WHAT YOU NEED TO DO: Take every line in the entries that includes the word "ресурса" and copy it.

##### SUPPLIED DATA #####

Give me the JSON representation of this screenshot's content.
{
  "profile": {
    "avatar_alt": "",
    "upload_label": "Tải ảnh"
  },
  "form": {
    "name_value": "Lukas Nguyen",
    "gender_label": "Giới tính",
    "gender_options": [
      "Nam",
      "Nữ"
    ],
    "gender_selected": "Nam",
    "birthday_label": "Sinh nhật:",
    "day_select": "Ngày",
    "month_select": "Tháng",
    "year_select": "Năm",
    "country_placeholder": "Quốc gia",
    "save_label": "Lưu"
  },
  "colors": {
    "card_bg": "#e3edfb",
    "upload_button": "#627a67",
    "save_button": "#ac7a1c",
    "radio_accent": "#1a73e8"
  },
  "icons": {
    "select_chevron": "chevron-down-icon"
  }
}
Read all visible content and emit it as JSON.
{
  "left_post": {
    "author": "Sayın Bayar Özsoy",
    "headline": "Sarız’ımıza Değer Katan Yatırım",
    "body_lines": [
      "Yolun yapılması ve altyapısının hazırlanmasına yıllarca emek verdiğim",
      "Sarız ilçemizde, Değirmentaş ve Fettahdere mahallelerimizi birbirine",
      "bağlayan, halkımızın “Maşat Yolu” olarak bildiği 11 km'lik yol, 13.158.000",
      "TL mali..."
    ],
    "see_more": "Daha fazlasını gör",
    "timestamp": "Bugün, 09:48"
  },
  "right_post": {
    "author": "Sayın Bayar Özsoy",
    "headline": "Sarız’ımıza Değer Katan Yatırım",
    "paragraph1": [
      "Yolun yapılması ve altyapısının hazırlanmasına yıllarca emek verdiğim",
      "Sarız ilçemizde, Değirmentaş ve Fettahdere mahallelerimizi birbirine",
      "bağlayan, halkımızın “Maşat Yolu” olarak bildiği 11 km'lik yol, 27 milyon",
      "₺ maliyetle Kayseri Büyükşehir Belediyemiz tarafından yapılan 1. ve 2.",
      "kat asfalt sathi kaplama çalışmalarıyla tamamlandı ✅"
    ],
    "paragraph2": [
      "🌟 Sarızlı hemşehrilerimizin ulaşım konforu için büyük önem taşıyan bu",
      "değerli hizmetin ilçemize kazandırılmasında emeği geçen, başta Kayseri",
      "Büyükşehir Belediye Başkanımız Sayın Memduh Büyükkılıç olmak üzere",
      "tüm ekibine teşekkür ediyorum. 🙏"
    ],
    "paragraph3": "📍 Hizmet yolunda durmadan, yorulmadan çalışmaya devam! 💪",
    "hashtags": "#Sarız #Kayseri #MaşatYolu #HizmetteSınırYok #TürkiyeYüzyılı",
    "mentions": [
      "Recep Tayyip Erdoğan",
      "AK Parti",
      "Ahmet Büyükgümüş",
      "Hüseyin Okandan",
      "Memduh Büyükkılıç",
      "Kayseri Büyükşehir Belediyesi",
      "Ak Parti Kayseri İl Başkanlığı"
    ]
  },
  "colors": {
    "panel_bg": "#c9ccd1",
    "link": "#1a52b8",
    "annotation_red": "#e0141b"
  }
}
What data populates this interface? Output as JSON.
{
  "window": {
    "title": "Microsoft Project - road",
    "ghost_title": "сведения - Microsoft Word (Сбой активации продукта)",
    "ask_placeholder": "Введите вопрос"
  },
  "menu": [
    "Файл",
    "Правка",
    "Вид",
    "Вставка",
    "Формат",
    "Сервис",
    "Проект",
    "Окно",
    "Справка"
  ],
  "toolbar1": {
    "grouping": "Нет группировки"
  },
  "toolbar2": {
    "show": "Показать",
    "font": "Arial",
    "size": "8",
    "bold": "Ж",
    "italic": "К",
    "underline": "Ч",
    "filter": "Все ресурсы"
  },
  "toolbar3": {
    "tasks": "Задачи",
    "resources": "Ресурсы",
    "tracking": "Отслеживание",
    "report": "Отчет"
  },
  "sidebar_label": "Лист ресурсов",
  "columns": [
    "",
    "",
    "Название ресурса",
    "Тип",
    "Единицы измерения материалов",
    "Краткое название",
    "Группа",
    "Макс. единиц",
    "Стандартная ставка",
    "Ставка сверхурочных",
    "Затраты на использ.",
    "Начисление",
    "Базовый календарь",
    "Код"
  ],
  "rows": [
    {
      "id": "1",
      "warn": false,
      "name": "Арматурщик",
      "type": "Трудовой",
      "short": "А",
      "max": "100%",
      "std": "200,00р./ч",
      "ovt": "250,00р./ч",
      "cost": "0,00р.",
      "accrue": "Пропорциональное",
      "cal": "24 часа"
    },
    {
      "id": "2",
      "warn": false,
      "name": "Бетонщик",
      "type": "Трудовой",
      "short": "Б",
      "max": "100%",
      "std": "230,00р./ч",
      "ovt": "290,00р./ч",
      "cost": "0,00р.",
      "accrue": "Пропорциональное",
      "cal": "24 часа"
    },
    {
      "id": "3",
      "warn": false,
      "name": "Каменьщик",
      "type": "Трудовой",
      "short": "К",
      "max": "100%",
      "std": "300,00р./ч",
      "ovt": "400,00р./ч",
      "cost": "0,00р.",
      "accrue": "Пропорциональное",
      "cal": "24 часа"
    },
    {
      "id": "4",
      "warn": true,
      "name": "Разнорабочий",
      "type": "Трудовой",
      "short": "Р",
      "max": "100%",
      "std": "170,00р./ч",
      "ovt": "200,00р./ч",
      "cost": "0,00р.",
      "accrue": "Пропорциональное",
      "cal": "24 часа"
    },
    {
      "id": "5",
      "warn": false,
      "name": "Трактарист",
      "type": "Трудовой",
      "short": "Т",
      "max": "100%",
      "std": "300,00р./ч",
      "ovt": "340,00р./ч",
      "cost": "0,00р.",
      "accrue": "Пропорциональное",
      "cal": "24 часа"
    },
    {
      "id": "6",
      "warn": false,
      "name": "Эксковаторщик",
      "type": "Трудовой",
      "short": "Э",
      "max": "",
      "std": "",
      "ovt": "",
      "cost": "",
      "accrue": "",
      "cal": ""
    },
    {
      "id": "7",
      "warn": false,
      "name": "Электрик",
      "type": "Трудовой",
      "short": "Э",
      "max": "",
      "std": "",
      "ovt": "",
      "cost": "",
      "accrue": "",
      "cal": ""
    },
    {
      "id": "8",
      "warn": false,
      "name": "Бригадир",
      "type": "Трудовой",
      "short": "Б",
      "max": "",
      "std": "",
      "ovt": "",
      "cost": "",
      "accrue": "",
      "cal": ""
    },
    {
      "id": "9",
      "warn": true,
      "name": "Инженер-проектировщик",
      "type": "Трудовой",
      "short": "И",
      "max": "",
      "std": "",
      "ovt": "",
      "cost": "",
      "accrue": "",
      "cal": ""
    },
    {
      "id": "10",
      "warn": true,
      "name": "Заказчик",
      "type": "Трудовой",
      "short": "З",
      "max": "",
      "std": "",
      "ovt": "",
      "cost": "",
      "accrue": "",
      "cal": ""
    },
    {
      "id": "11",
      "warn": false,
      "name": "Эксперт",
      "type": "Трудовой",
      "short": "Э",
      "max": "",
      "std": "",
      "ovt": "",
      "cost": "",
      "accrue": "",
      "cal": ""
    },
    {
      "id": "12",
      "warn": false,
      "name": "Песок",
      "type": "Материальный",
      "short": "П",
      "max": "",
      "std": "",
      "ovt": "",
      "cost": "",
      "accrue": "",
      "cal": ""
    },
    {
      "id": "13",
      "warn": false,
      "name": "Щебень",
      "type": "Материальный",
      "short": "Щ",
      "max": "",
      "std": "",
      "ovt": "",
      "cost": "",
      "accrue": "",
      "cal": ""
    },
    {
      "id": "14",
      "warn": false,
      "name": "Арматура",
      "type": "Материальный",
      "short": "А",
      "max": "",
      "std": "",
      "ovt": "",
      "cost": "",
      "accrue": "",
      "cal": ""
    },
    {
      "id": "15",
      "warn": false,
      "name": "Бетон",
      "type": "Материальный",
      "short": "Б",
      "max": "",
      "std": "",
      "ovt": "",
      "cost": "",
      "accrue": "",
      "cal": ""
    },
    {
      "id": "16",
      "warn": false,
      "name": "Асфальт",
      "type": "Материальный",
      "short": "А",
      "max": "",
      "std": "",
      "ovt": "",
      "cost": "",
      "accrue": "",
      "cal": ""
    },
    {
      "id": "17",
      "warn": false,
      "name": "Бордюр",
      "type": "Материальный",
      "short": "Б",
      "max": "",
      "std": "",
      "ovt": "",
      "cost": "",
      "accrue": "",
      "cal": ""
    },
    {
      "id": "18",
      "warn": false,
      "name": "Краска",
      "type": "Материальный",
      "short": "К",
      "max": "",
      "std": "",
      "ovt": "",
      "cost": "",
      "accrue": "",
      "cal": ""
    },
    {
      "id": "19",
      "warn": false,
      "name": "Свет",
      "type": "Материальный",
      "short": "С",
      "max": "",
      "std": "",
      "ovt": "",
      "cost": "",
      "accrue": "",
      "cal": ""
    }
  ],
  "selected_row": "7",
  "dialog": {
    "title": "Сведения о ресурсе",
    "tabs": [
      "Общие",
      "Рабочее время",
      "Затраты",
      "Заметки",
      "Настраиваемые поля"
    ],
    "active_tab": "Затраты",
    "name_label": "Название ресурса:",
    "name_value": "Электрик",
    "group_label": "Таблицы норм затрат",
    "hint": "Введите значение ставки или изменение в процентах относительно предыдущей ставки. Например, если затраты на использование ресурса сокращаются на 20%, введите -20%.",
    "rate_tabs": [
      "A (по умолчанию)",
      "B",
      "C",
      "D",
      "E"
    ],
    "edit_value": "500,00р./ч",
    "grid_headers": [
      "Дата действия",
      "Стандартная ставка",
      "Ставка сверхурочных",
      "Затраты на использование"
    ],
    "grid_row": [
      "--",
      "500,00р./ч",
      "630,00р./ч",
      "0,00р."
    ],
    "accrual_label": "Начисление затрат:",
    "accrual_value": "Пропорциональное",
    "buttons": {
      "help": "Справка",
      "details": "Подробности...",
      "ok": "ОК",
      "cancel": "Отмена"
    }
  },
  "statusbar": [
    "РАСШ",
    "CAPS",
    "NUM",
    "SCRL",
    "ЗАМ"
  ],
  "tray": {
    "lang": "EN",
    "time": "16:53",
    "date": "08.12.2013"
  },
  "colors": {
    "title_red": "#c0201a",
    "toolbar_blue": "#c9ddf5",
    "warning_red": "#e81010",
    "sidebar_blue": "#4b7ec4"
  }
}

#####

RESPONSE:
    "Название ресурса",
    "name_label": "Название ресурса:",
    "hint": "Введите значение ставки или изменение в процентах относительно предыдущей ставки. Например, если затраты на использование ресурса сокращаются на 20%, введите -20%.",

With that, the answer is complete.